11 There is much more we would like to say about this, but it is difficult to explain, especially since you are spiritually dull and don’t seem to listen. 12 You have been believers so long now that you ought to be teaching others. Instead, you need someone to teach you again the basic things about God’s word. You are like babies who need milk and cannot eat solid food. 13 For someone who lives on milk is still an infant and doesn’t know how to do what is right. 14 Solid food is for those who are mature, who through training have the skill to recognize the difference between right and wrong. Hebrews 5:11-14 (NLT)

How am I going to enjoy and not just endure? I’m going to have to grow! Since life is filled with chaos I’m going to have to be constantly growing as a follower of Christ.

One of the reasons the Hebrews were entertaining thoughts of turning back was that they weren’t progressing in the Christian life. They weren’t growing.

In one of the most straightforward reproofs of Scripture the writer admonishes them to stop being spiritual babies! Get off of the bottle and start eating solid food!

If I’m going to enjoy life I’m going to have to invest in endurance - the kind of endurance that means I apply myself to growing as a Christ follower.

Daily personal worship.

Weekly corporate worship.

Involvement in a small group of believers to whom I can be accountable and vulnerable to.

Using my spiritual gifts, my time, and my financial resources to serve others in the church.

Getting involved in evangelism and mission outside the church.

Those things call for my endurance. I must put forth the effort and there are always voices telling me not to endure - to take the easy way out - to not get involved - to not pay the price - but endurance precedes enjoyment. Jesus illustrated this truth with His own life and death. And He is to be the focal point - it is to Him that we look for our example of faith.

His example proves to us that we can enjoy life and not just endure. Don’t yield to the weakness of your own flesh that tells you that if you seek to do the things you should, then you won’t enjoy life. The opposite is true. It is when you fail to do the things you should - when you fail to endure - that is when you fail to enjoy. You fail to enjoy life the way God intended for you to enjoy it.

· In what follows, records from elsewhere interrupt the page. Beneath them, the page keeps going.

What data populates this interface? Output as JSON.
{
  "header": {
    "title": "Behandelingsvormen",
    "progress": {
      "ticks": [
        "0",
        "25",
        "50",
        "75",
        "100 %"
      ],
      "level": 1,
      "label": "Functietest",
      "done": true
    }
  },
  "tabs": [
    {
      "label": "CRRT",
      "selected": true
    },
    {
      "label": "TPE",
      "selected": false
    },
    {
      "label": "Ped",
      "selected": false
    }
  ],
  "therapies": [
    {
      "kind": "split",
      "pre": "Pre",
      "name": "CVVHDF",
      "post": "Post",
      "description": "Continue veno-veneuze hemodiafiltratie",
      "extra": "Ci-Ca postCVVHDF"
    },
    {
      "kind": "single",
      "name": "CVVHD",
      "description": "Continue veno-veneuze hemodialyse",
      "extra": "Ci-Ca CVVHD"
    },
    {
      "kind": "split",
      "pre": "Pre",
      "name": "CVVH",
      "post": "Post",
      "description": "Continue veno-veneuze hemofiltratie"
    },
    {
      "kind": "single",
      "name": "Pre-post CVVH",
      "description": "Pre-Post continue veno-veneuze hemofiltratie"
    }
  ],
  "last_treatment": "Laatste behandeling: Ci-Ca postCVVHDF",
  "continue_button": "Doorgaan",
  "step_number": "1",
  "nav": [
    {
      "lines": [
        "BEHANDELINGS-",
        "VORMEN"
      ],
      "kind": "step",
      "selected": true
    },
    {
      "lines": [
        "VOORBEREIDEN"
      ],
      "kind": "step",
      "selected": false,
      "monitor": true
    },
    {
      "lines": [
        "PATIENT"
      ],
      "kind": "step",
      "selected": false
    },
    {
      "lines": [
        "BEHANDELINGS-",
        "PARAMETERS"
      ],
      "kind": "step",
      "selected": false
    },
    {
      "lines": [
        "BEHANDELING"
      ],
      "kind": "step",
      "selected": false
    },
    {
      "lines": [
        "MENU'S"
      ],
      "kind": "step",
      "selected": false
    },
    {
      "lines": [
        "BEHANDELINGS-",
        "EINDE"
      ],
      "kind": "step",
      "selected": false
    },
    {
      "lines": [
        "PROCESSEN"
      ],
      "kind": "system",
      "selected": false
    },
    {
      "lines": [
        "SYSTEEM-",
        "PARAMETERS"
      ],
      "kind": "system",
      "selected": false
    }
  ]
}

As we come to the close of this series on Finding Calm in the Chaos I want you to ask yourself. "Am I not finding the calm? Am I not enjoying life because I am not growing? Am I applying myself to the things in life that aid and assure spiritual growth? Or am I still a spiritual baby because I haven’t been enduring?"

I close with a Scriptural example also taken from the letter to the Hebrews.

24Then after Moses grew up, his faith made him refuse to be called Pharaoh’s grandson. 25He chose to be mistreated with God’s people instead of having the good time that sin could bring for a little while. Hebrews 11:24-25 (CEV)

What happened "after Moses grew up?" What will happen when I grow up and become a mature Christ follower? I will make a choice to endure whatever I must in order to identify myself as with God’s people. I will choose to give up temporary sinful pleasures for joy in the long run.

That choice will determine whether or not I enjoy life.